**Data excerpts**
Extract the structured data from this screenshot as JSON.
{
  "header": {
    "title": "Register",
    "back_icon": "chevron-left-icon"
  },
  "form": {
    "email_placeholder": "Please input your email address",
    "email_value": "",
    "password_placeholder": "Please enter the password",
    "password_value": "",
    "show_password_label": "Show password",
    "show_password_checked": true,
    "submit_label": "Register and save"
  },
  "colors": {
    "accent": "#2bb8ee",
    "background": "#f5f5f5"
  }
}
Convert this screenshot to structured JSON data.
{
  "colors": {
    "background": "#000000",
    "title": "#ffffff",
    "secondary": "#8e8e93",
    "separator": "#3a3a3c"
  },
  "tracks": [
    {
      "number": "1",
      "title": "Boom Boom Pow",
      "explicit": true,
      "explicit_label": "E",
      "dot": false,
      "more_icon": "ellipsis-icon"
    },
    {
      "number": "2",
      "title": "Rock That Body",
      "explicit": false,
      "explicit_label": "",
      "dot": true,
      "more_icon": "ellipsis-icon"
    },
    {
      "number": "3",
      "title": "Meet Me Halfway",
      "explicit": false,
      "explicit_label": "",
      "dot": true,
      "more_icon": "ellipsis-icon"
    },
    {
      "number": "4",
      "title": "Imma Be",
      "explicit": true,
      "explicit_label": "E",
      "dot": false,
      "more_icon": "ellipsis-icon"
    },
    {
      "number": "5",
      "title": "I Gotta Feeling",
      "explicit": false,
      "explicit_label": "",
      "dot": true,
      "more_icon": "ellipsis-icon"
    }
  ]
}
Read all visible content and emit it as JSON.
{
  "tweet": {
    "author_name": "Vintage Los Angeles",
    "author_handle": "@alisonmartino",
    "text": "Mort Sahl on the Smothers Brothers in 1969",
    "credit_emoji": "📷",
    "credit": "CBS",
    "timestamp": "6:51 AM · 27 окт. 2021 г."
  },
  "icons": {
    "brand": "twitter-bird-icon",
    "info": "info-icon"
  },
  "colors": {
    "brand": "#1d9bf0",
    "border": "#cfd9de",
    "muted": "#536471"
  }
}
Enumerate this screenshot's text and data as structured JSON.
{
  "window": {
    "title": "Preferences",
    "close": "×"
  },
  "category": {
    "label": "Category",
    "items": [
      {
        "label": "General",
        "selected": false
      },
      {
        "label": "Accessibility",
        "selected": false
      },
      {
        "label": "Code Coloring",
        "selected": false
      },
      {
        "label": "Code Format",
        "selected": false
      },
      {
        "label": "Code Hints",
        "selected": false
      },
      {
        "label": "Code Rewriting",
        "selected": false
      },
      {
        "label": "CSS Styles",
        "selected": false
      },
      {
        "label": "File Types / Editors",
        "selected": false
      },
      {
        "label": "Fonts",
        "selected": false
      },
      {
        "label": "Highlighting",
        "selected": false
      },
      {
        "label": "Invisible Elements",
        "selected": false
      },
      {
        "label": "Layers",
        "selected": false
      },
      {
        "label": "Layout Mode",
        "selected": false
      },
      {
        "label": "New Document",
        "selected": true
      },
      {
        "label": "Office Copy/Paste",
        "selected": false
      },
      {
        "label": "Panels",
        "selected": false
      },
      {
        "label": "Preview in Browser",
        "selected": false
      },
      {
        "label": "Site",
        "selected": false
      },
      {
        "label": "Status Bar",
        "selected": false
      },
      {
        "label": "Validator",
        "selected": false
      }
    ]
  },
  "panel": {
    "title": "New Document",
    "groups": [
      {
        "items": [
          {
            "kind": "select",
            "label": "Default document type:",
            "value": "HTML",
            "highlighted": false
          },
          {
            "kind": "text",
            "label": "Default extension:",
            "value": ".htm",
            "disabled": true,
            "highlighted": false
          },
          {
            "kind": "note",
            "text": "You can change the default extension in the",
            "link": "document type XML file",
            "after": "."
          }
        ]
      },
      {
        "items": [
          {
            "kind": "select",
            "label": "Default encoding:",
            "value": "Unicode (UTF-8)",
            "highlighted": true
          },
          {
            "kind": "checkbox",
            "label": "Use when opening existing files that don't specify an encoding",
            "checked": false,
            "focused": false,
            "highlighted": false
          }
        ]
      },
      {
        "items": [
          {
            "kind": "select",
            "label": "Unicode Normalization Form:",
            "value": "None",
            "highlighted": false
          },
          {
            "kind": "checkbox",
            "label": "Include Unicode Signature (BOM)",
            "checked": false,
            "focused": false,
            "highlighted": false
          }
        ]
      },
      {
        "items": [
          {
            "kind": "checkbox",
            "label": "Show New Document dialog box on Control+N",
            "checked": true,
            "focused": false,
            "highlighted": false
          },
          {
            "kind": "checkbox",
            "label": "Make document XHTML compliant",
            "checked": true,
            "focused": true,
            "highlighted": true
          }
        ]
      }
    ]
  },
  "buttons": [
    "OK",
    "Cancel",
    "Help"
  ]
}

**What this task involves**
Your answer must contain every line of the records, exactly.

**Task result**
Extract the structured data from this screenshot as JSON.
{
  "header": {
    "title": "Register",
    "back_icon": "chevron-left-icon"
  },
  "form": {
    "email_placeholder": "Please input your email address",
    "email_value": "",
    "password_placeholder": "Please enter the password",
    "password_value": "",
    "show_password_label": "Show password",
    "show_password_checked": true,
    "submit_label": "Register and save"
  },
  "colors": {
    "accent": "#2bb8ee",
    "background": "#f5f5f5"
  }
}
Convert this screenshot to structured JSON data.
{
  "colors": {
    "background": "#000000",
    "title": "#ffffff",
    "secondary": "#8e8e93",
    "separator": "#3a3a3c"
  },
  "tracks": [
    {
      "number": "1",
      "title": "Boom Boom Pow",
      "explicit": true,
      "explicit_label": "E",
      "dot": false,
      "more_icon": "ellipsis-icon"
    },
    {
      "number": "2",
      "title": "Rock That Body",
      "explicit": false,
      "explicit_label": "",
      "dot": true,
      "more_icon": "ellipsis-icon"
    },
    {
      "number": "3",
      "title": "Meet Me Halfway",
      "explicit": false,
      "explicit_label": "",
      "dot": true,
      "more_icon": "ellipsis-icon"
    },
    {
      "number": "4",
      "title": "Imma Be",
      "explicit": true,
      "explicit_label": "E",
      "dot": false,
      "more_icon": "ellipsis-icon"
    },
    {
      "number": "5",
      "title": "I Gotta Feeling",
      "explicit": false,
      "explicit_label": "",
      "dot": true,
      "more_icon": "ellipsis-icon"
    }
  ]
}
Read all visible content and emit it as JSON.
{
  "tweet": {
    "author_name": "Vintage Los Angeles",
    "author_handle": "@alisonmartino",
    "text": "Mort Sahl on the Smothers Brothers in 1969",
    "credit_emoji": "📷",
    "credit": "CBS",
    "timestamp": "6:51 AM · 27 окт. 2021 г."
  },
  "icons": {
    "brand": "twitter-bird-icon",
    "info": "info-icon"
  },
  "colors": {
    "brand": "#1d9bf0",
    "border": "#cfd9de",
    "muted": "#536471"
  }
}
Enumerate this screenshot's text and data as structured JSON.
{
  "window": {
    "title": "Preferences",
    "close": "×"
  },
  "category": {
    "label": "Category",
    "items": [
      {
        "label": "General",
        "selected": false
      },
      {
        "label": "Accessibility",
        "selected": false
      },
      {
        "label": "Code Coloring",
        "selected": false
      },
      {
        "label": "Code Format",
        "selected": false
      },
      {
        "label": "Code Hints",
        "selected": false
      },
      {
        "label": "Code Rewriting",
        "selected": false
      },
      {
        "label": "CSS Styles",
        "selected": false
      },
      {
        "label": "File Types / Editors",
        "selected": false
      },
      {
        "label": "Fonts",
        "selected": false
      },
      {
        "label": "Highlighting",
        "selected": false
      },
      {
        "label": "Invisible Elements",
        "selected": false
      },
      {
        "label": "Layers",
        "selected": false
      },
      {
        "label": "Layout Mode",
        "selected": false
      },
      {
        "label": "New Document",
        "selected": true
      },
      {
        "label": "Office Copy/Paste",
        "selected": false
      },
      {
        "label": "Panels",
        "selected": false
      },
      {
        "label": "Preview in Browser",
        "selected": false
      },
      {
        "label": "Site",
        "selected": false
      },
      {
        "label": "Status Bar",
        "selected": false
      },
      {
        "label": "Validator",
        "selected": false
      }
    ]
  },
  "panel": {
    "title": "New Document",
    "groups": [
      {
        "items": [
          {
            "kind": "select",
            "label": "Default document type:",
            "value": "HTML",
            "highlighted": false
          },
          {
            "kind": "text",
            "label": "Default extension:",
            "value": ".htm",
            "disabled": true,
            "highlighted": false
          },
          {
            "kind": "note",
            "text": "You can change the default extension in the",
            "link": "document type XML file",
            "after": "."
          }
        ]
      },
      {
        "items": [
          {
            "kind": "select",
            "label": "Default encoding:",
            "value": "Unicode (UTF-8)",
            "highlighted": true
          },
          {
            "kind": "checkbox",
            "label": "Use when opening existing files that don't specify an encoding",
            "checked": false,
            "focused": false,
            "highlighted": false
          }
        ]
      },
      {
        "items": [
          {
            "kind": "select",
            "label": "Unicode Normalization Form:",
            "value": "None",
            "highlighted": false
          },
          {
            "kind": "checkbox",
            "label": "Include Unicode Signature (BOM)",
            "checked": false,
            "focused": false,
            "highlighted": false
          }
        ]
      },
      {
        "items": [
          {
            "kind": "checkbox",
            "label": "Show New Document dialog box on Control+N",
            "checked": true,
            "focused": false,
            "highlighted": false
          },
          {
            "kind": "checkbox",
            "label": "Make document XHTML compliant",
            "checked": true,
            "focused": true,
            "highlighted": true
          }
        ]
      }
    ]
  },
  "buttons": [
    "OK",
    "Cancel",
    "Help"
  ]
}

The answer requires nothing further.